Mallory is the star writer of a hit soap opera, Likely Story. She's also sixteen. Likely Story is getting rave reviews and has gotten several Emmy nominations, but Mallory isn't as happy as she should be. First there's the fact that she's in love with Dallas, the star of her show, when she should be in love with her boyfriend Keith. Then there's her mother, whose latest antics are forcing Mallory to take drastic action. Then there's the fact that Likely Story seems to be getting more and more out of hand. Then there's the new website, likelywhorey.com, which seemed dedicated to ruining Mallory's life. And oh yeah, there's gym class. The Emmys are approaching quickly and Mallory's going to have to act fast if she wants to keep her show, her friends, and her sanity...
It started off okay, and then went downhill about halfway through. Likely Story was clever and funny, and although Red Carpet Riot had some of the same satirical humor overall it was just less enjoyable.
This actually read a lot like a soap opera plot, in that it was fairly unoriginal and fairly predictable. I think I've read nearly every scenario in this book before. Honestly, it just wasn't that interesting. And the ending was just fake.
I will say that most of the characters in this series are actually very interesting to me, because even most of the bad guys are part good and even the good guys get bad sometimes. There's a lot of grey areas, which makes for some entertaining characters.
End result: three stars. A decent book, but not amazingly excellent.
Thursday, August 4, 2011
Keller has grown up on Foundland, or Nomansland as it is also called. It's an island populated entirely by women, all trying to rebuilt society after a nuclear apocalypse. They live their lives governed by strict rules, always aware of the ever-present threat of mutants - and worse, men - from outside the island.
But when Keller and some other girls discover a secret place from the Time Before, full of magazines and makeup and forbidden objects like mirrors, they start to question the truth of everything they've ever learned...
First of all, I loved the worldbuilding. Honestly, it didn't sound good on the book jacket flap. It sounded cheesy. But it turned out to be unique and interesting. The dystopian society is militant about avoiding the Pitfalls: sins like Decoration, Coquetry, Reflection, and Triviality.
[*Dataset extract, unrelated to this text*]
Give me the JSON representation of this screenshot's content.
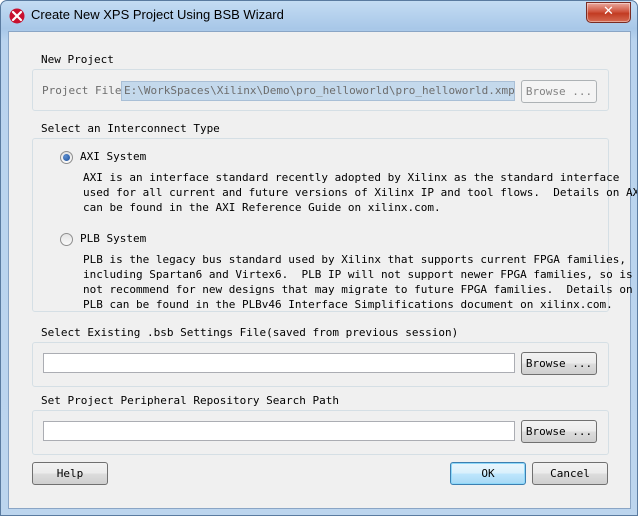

They dismiss beauty as weakness and relationships as full of flaws. Although that's not exactly a new concept, in Nomansland it was done in a new way. I did have a few issues with the story, but overall I thought it was an interesting read.
I will say the plot was a little lacking - in that there isn't really much of a plot for the first half of the book. It does pick up a little in time for a good finish, but overall it wasn't exactly action-packed or thrilling.
And I'm a little confused why these girls, upon discovering a house essentially full of treasures, decide to hold a beauty pageant and play dress-up. I get that they've lived hard lives without beauty so they're excited about this new perspective and blah blah blah but really, if you're raised as a warrior from a young age you don't just melt into a puddle of overly feminine goo the first time you see makeup. You should be a little tougher than that. So I really didn't understand that part.
Oh, and the reproductive system on the island? A little icky.
I liked Keller, who I thought was both strong and interesting to read about. I really like Ms. Windsor, the somewhat-tyrannical leader. She was an interesting mix of psychotic and rationally intelligent. At one point, she describes her rise to power, which was fascinating, and really gave her some unexpected depth.
Most of the side characters, though, I just didn't get. I don't even know what to write here... I just didn't get them.
Aside from the world building, the writing didn't appeal to me all that much. It wasn't actually flawed or anything, I think it's just an issue of personal preference.
(I apologize if this review is a little contradictory and confusing; it was a complex book and I still have mixed feelings about many parts of it.)
End Result: three stars. A decent book, but not amazingly excellent.